Excerpted data Block Start

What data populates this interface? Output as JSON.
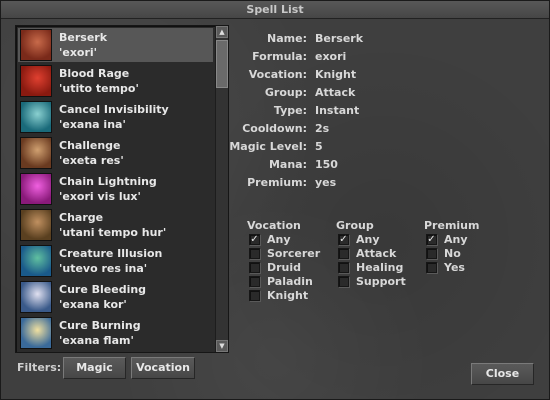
{
  "window": {
    "title": "Spell List"
  },
  "spells": [
    {
      "name": "Berserk",
      "words": "'exori'",
      "icon": "berserker-face-icon",
      "c1": "#7a2a1a",
      "c2": "#c86a4a",
      "selected": true
    },
    {
      "name": "Blood Rage",
      "words": "'utito tempo'",
      "icon": "blood-rage-face-icon",
      "c1": "#8a1a10",
      "c2": "#e04030",
      "selected": false
    },
    {
      "name": "Cancel Invisibility",
      "words": "'exana ina'",
      "icon": "cancel-invisibility-icon",
      "c1": "#1a6a7a",
      "c2": "#8ad0d0",
      "selected": false
    },
    {
      "name": "Challenge",
      "words": "'exeta res'",
      "icon": "challenge-crossed-swords-icon",
      "c1": "#6a3a20",
      "c2": "#d0a070",
      "selected": false
    },
    {
      "name": "Chain Lightning",
      "words": "'exori vis lux'",
      "icon": "chain-lightning-icon",
      "c1": "#8a1a7a",
      "c2": "#f060e0",
      "selected": false
    },
    {
      "name": "Charge",
      "words": "'utani tempo hur'",
      "icon": "charge-face-icon",
      "c1": "#5a4020",
      "c2": "#c09060",
      "selected": false
    },
    {
      "name": "Creature Illusion",
      "words": "'utevo res ina'",
      "icon": "creature-illusion-icon",
      "c1": "#1a5a8a",
      "c2": "#60c0a0",
      "selected": false
    },
    {
      "name": "Cure Bleeding",
      "words": "'exana kor'",
      "icon": "cure-bleeding-icon",
      "c1": "#3a5a8a",
      "c2": "#e0e0f0",
      "selected": false
    },
    {
      "name": "Cure Burning",
      "words": "'exana flam'",
      "icon": "cure-burning-icon",
      "c1": "#3a6a9a",
      "c2": "#f0e0a0",
      "selected": false
    }
  ],
  "filters": {
    "label": "Filters:",
    "magic_button": "Magic",
    "vocation_button": "Vocation"
  },
  "details": [
    {
      "label": "Name:",
      "value": "Berserk"
    },
    {
      "label": "Formula:",
      "value": "exori"
    },
    {
      "label": "Vocation:",
      "value": "Knight"
    },
    {
      "label": "Group:",
      "value": "Attack"
    },
    {
      "label": "Type:",
      "value": "Instant"
    },
    {
      "label": "Cooldown:",
      "value": "2s"
    },
    {
      "label": "Magic Level:",
      "value": "5"
    },
    {
      "label": "Mana:",
      "value": "150"
    },
    {
      "label": "Premium:",
      "value": "yes"
    }
  ],
  "filter_groups": {
    "vocation": {
      "title": "Vocation",
      "options": [
        {
          "label": "Any",
          "checked": true
        },
        {
          "label": "Sorcerer",
          "checked": false
        },
        {
          "label": "Druid",
          "checked": false
        },
        {
          "label": "Paladin",
          "checked": false
        },
        {
          "label": "Knight",
          "checked": false
        }
      ]
    },
    "group": {
      "title": "Group",
      "options": [
        {
          "label": "Any",
          "checked": true
        },
        {
          "label": "Attack",
          "checked": false
        },
        {
          "label": "Healing",
          "checked": false
        },
        {
          "label": "Support",
          "checked": false
        }
      ]
    },
    "premium": {
      "title": "Premium",
      "options": [
        {
          "label": "Any",
          "checked": true
        },
        {
          "label": "No",
          "checked": false
        },
        {
          "label": "Yes",
          "checked": false
        }
      ]
    }
  },
  "buttons": {
    "close": "Close"
  },
  "scrollbar": {
    "up": "▲",
    "down": "▼"
  }
}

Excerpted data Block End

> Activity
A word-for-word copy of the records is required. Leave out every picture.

> Result below
What data populates this interface? Output as JSON.
{
  "window": {
    "title": "Spell List"
  },
  "spells": [
    {
      "name": "Berserk",
      "words": "'exori'",
      "icon": "berserker-face-icon",
      "c1": "#7a2a1a",
      "c2": "#c86a4a",
      "selected": true
    },
    {
      "name": "Blood Rage",
      "words": "'utito tempo'",
      "icon": "blood-rage-face-icon",
      "c1": "#8a1a10",
      "c2": "#e04030",
      "selected": false
    },
    {
      "name": "Cancel Invisibility",
      "words": "'exana ina'",
      "icon": "cancel-invisibility-icon",
      "c1": "#1a6a7a",
      "c2": "#8ad0d0",
      "selected": false
    },
    {
      "name": "Challenge",
      "words": "'exeta res'",
      "icon": "challenge-crossed-swords-icon",
      "c1": "#6a3a20",
      "c2": "#d0a070",
      "selected": false
    },
    {
      "name": "Chain Lightning",
      "words": "'exori vis lux'",
      "icon": "chain-lightning-icon",
      "c1": "#8a1a7a",
      "c2": "#f060e0",
      "selected": false
    },
    {
      "name": "Charge",
      "words": "'utani tempo hur'",
      "icon": "charge-face-icon",
      "c1": "#5a4020",
      "c2": "#c09060",
      "selected": false
    },
    {
      "name": "Creature Illusion",
      "words": "'utevo res ina'",
      "icon": "creature-illusion-icon",
      "c1": "#1a5a8a",
      "c2": "#60c0a0",
      "selected": false
    },
    {
      "name": "Cure Bleeding",
      "words": "'exana kor'",
      "icon": "cure-bleeding-icon",
      "c1": "#3a5a8a",
      "c2": "#e0e0f0",
      "selected": false
    },
    {
      "name": "Cure Burning",
      "words": "'exana flam'",
      "icon": "cure-burning-icon",
      "c1": "#3a6a9a",
      "c2": "#f0e0a0",
      "selected": false
    }
  ],
  "filters": {
    "label": "Filters:",
    "magic_button": "Magic",
    "vocation_button": "Vocation"
  },
  "details": [
    {
      "label": "Name:",
      "value": "Berserk"
    },
    {
      "label": "Formula:",
      "value": "exori"
    },
    {
      "label": "Vocation:",
      "value": "Knight"
    },
    {
      "label": "Group:",
      "value": "Attack"
    },
    {
      "label": "Type:",
      "value": "Instant"
    },
    {
      "label": "Cooldown:",
      "value": "2s"
    },
    {
      "label": "Magic Level:",
      "value": "5"
    },
    {
      "label": "Mana:",
      "value": "150"
    },
    {
      "label": "Premium:",
      "value": "yes"
    }
  ],
  "filter_groups": {
    "vocation": {
      "title": "Vocation",
      "options": [
        {
          "label": "Any",
          "checked": true
        },
        {
          "label": "Sorcerer",
          "checked": false
        },
        {
          "label": "Druid",
          "checked": false
        },
        {
          "label": "Paladin",
          "checked": false
        },
        {
          "label": "Knight",
          "checked": false
        }
      ]
    },
    "group": {
      "title": "Group",
      "options": [
        {
          "label": "Any",
          "checked": true
        },
        {
          "label": "Attack",
          "checked": false
        },
        {
          "label": "Healing",
          "checked": false
        },
        {
          "label": "Support",
          "checked": false
        }
      ]
    },
    "premium": {
      "title": "Premium",
      "options": [
        {
          "label": "Any",
          "checked": true
        },
        {
          "label": "No",
          "checked": false
        },
        {
          "label": "Yes",
          "checked": false
        }
      ]
    }
  },
  "buttons": {
    "close": "Close"
  },
  "scrollbar": {
    "up": "▲",
    "down": "▼"
  }
}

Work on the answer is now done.